__PROBLEM TO WORK ON__
A single number is wanted: how many lines of the data below include the string "metadata"?
******
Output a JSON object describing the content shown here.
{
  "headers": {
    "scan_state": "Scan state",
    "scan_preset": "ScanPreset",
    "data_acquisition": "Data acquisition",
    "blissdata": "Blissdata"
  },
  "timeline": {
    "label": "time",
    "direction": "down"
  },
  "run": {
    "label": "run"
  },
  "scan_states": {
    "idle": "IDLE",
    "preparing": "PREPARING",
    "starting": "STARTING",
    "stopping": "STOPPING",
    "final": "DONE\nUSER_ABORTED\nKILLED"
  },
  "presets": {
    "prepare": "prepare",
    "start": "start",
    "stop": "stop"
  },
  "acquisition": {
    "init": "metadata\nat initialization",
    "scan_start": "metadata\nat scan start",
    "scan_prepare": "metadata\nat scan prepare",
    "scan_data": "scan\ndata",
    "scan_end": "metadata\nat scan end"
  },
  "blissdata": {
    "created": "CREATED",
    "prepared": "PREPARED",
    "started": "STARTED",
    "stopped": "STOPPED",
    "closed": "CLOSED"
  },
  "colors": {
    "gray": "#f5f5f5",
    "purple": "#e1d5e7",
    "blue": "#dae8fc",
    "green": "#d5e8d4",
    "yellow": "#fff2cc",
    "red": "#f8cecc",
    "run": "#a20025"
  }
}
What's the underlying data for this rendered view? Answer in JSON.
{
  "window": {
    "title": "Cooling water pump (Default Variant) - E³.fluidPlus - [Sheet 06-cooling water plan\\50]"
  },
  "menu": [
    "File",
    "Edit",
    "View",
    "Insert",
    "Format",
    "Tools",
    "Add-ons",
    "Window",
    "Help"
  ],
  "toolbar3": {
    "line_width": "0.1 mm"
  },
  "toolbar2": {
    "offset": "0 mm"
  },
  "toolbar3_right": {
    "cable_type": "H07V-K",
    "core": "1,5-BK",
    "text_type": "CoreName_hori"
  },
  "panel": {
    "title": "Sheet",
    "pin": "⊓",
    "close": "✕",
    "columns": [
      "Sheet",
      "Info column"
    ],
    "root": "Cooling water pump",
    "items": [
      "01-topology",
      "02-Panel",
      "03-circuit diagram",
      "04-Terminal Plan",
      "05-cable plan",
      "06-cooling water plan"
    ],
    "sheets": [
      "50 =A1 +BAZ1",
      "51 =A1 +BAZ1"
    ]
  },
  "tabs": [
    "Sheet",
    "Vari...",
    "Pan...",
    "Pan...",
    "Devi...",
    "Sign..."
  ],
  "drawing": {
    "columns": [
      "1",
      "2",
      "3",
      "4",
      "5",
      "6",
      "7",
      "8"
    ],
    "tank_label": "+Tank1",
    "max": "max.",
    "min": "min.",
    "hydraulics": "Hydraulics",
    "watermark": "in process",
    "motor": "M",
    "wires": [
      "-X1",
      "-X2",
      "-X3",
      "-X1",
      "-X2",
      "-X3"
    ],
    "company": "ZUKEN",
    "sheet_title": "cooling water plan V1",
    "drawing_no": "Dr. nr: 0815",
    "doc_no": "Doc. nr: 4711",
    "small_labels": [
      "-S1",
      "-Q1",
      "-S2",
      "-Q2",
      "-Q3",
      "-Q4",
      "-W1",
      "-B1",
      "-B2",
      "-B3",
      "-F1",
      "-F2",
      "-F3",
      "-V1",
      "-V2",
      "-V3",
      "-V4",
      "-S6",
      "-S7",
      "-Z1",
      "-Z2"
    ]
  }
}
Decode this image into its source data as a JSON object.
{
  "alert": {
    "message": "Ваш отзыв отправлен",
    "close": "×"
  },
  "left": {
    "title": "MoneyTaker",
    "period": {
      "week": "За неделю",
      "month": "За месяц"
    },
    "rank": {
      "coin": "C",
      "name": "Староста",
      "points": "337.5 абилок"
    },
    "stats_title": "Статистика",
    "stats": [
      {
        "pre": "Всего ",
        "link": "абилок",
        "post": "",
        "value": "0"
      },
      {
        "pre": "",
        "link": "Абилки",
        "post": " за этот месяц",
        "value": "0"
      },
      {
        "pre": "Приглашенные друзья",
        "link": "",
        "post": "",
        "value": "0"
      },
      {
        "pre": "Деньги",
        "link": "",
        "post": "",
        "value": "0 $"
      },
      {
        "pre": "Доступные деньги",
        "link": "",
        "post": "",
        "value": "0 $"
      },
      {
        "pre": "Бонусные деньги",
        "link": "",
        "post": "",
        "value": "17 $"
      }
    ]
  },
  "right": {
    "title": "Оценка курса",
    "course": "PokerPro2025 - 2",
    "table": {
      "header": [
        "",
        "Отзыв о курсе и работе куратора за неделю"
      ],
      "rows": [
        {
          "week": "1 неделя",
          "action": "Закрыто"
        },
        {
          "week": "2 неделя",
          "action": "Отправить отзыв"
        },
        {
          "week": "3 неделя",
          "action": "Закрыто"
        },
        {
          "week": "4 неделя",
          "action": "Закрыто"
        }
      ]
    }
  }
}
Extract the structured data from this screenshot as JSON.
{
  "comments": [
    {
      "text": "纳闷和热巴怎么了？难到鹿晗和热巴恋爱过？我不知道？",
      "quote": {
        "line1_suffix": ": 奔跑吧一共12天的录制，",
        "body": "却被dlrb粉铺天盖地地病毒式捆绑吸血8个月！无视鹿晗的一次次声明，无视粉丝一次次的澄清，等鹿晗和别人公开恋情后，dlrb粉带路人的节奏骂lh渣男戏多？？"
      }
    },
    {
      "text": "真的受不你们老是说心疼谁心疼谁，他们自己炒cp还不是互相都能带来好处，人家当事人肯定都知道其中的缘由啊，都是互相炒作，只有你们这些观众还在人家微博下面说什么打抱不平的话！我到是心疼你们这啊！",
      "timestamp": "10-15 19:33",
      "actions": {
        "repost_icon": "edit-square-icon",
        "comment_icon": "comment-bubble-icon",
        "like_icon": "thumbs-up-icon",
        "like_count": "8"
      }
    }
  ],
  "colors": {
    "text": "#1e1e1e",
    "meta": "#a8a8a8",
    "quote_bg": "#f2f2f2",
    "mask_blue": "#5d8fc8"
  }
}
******
__ANSWER TO THE PROBLEM__
4